D'Oro Pizza: Cambodian immigrant family serves up deep-dish
BY SCOTT CHERRY World Restaurant Critic
Thursday, June 28, 2012
3/28/13 at 8:29 AM
Immigrants from the fallout of the Vietnamese and Cambodian civil wars in the mid 1970s have established some of the most popular restaurants in Tulsa. Ri Le, Binh Le, Viet Huong and Sooner Barbeque readily come to mind.
All of those reflect the owners' native cuisines, except for the now-closed Sooner Barbeque, and that's because owner Son Tran's first job here was cooking for the old Sutphen's Barbecue/Cleveland Farms.
The Keo family from Cambodia went another culinary direction: pizza.
Aisabi Keo and husband Ibrohim Keo, who had been a major in the regular Cambodian army and worked with the CIA, escaped their native country with their seven children in 1975 and soon after made it to Oklahoma.
Nine years later they opened D'Oro Pizza, which at one time had three locations.
"After we came to the United States, all of my children liked pizza, so I learned how to make it," Aisabi Keo said. "I made the sauce, the crust, everything, and I still make it the same way in the restaurant."
All of the children would one day work at the restaurant, and today a son, Michael, manages the only remaining D'Oro, located in Mall 31 Shopping Center since 1989. It is carryout and delivery only.
D'Oro advertises itself as a Chicago-style pizzeria, and in some ways it is. The crust is thick, almost breadlike, and deeper than flatbread pizza but not as tall as one generally pictures a deep-dish pizza. The sauce, seasoned with oregano, rosemary and other spices, seems mildly sweet, and the cheese is a six-cheese blend.
Rather than compare it to a specific style, probably it is best to view the pizzas as uniquely D'Oro.
We had two, a small portobello ($6.50) and a small capricciosa ($6.99), along with a serving of lasagna ($5.99) and a grilled chicken sub sandwich ($4.99).
The portobello was stacked tall with sliced mushrooms, truffle oil, sun-dried tomatoes, caramelized onions, tomato sauce and mozzarella cheese.
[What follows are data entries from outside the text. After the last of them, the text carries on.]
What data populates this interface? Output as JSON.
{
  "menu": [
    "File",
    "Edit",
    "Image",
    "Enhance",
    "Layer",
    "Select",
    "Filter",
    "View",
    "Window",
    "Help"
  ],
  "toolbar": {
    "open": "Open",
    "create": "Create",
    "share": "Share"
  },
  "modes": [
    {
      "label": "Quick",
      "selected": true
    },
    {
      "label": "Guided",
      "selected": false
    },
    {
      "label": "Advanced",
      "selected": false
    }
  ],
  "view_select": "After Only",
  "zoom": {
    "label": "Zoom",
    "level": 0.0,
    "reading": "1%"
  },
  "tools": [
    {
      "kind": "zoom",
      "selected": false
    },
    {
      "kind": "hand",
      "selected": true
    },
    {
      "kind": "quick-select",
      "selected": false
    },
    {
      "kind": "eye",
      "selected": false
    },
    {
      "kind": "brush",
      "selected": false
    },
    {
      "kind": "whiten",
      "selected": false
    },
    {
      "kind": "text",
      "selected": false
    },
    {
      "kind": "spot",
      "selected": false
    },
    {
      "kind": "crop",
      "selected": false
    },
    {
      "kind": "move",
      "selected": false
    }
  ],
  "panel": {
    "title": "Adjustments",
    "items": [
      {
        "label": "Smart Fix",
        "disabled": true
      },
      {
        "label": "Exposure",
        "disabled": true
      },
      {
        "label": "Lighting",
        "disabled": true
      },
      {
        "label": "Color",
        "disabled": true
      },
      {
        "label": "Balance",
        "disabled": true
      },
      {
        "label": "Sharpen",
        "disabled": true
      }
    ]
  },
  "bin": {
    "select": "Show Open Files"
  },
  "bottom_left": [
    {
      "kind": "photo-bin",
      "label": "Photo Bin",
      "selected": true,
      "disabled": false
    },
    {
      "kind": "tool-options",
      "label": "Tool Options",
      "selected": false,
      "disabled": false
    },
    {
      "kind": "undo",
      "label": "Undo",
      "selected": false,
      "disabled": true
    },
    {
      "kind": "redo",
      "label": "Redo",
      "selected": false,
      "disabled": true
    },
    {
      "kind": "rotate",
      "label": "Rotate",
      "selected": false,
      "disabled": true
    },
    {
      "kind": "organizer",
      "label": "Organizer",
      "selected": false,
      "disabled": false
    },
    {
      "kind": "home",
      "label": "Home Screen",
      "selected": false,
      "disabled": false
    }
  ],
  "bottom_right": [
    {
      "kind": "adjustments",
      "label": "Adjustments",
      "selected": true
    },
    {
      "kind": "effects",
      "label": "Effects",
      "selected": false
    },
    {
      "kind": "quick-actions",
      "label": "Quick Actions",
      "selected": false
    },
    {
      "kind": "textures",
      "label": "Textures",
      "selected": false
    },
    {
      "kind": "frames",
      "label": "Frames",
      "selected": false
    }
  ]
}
It had a sweet flavor, in a caramelized onion kind of way.
The capricciosa, which included prosciutto, artichokes, tomato sauce, mozzarella cheese and Parmesan cheese, was more savory, and the prosciutto gave it a salty jab here and there.
The lasagna was lightly seasoned and didn't have sharply definable layers, but it all was there, the pasta, meat, cheese and marinara sauce. It had a ubiquitous appeal, probably good for a mixed crowd.
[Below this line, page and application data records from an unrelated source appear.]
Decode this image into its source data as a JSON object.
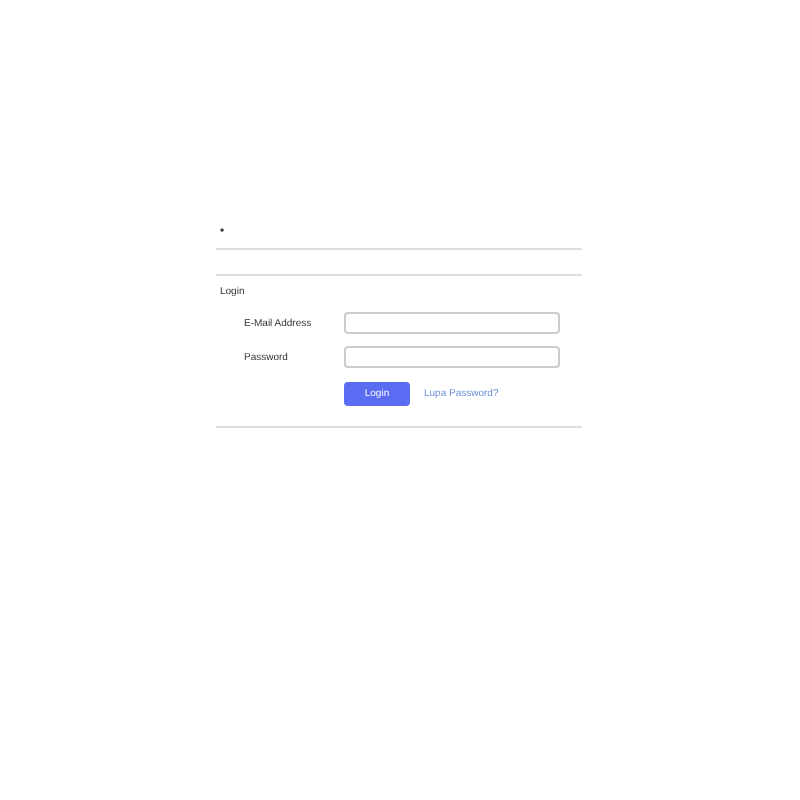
{
  "top_mark": "•",
  "card": {
    "title": "Login",
    "fields": [
      {
        "label": "E-Mail Address"
      },
      {
        "label": "Password"
      }
    ],
    "button": "Login",
    "link": "Lupa Password?"
  }
}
The lasagna came with bread sticks, apparently made from the pizza dough, and marinara dipping sauce that had a hint of oregano.
We ordered the hot sub just for something a little different, and it had a pleasant chicken-and-cheese flavor on a soft sub roll. It came with lettuce, bright red tomatoes and ranch dressing.
Other dishes include a ham and cheese sub and buffalo wings.
Pizzas come in multiple sizes and with a wide range of meats, cheeses, vegetables and sauces. Prices are $5.25 to $10.99, or $1.99 by the slice.
The delivery range is an eight-mile radius from the restaurant. For more information, go to tulsaworld.com/doropizza
6380 E. 31st St.
Atmosphere, service: carryout
and delivery only.
(on a scale of 0 to 4 stars)
11 a.m. to 2 p.m. and 4-9
11 a.m. to 10 p.m. Friday-
Saturday; accepts all major
Original Print Headline: Country flavor
Scott Cherry 918-581-8463
The supreme pizza is loaded with a variety of meats and veggies. JAMES GIBBARD / Tulsa World
The grilled chicken salad comes with a variety of toppings. JAMES GIBBARD / Tulsa World
Buffalo wings are the newest item on the D'Oro menu. JAMES GIBBARD / Tulsa World